Since it is being continually revised each year, it can only get better. I predict that the HCSB will eventually make inroads to establish itself as one of two premier mediating translations in the evangelical world. I also use the HCSB in my preaching. I have confidence that it accurately speaks the word of God into the lives of its listeners and readers.
Roman Catholics who read the NAB will be much more familiar with it than me. The NAB is a translation that I was not very familiar with when I started this series. It was a third option that I wanted to throw in to make the comparison more interesting. After doing this series, I still have to say that I am still not as familiar with it as I would like to be. The NAB is also an accurate translation but not as accurate as the TNIV or HCSB. I cannot make any conclusive statements about its Old Testament because both Old and New Testaments seem to have two different approaches to translation philosophy. The first edition of the NAB was later revised and was known as the Revised NAB, and then later it was amended again so it was known as the Amended Revised NAB. The latest revision of the NAB’s N.T. is now more gender-inclusive. It is slightly less literal than the TNIV; but in terms of gender-inclusivity, it stands in between the TNIV and HCSB. The NAB’s unique renderings also bring a fresh perspective to viewing certain passages. It lends itself better to Roman Catholic theology. I guess this is why it is used by Roman Catholics, particularly Roman Catholics in the United States. In the U.S., some parishes prefer the use of the RSV over the NAB in their lectionary readings due to occasionally awkward and inaccurate renderings.
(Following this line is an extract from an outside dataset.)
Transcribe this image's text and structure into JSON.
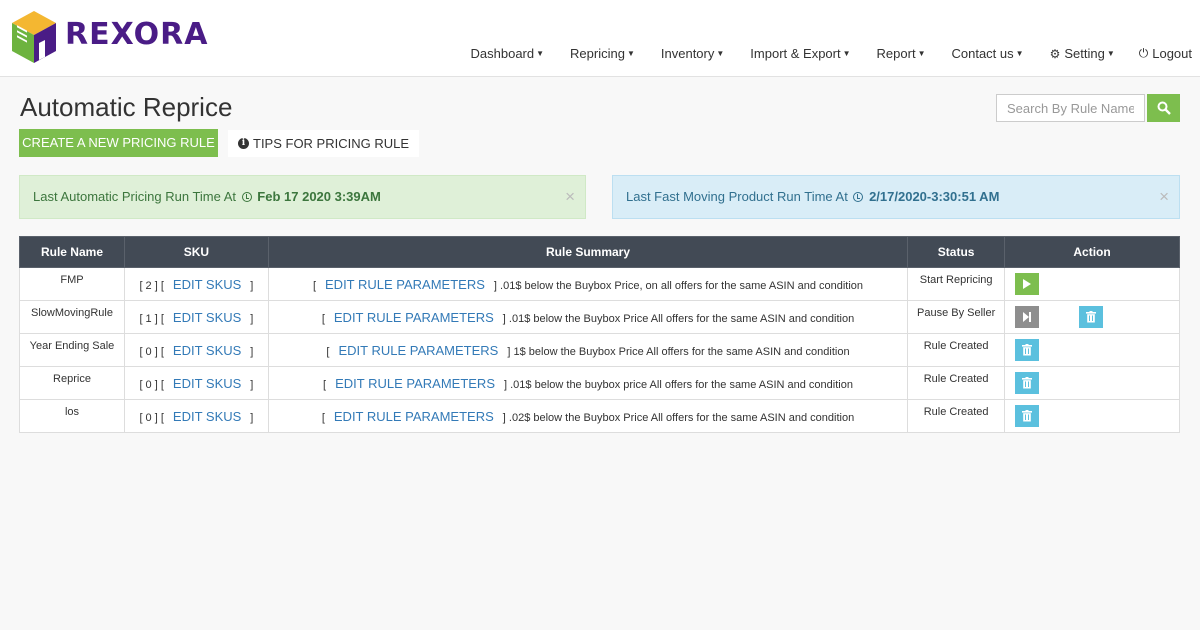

The next series will likely be on dynamic or functional translations. It will likely come in the Fall of 2008.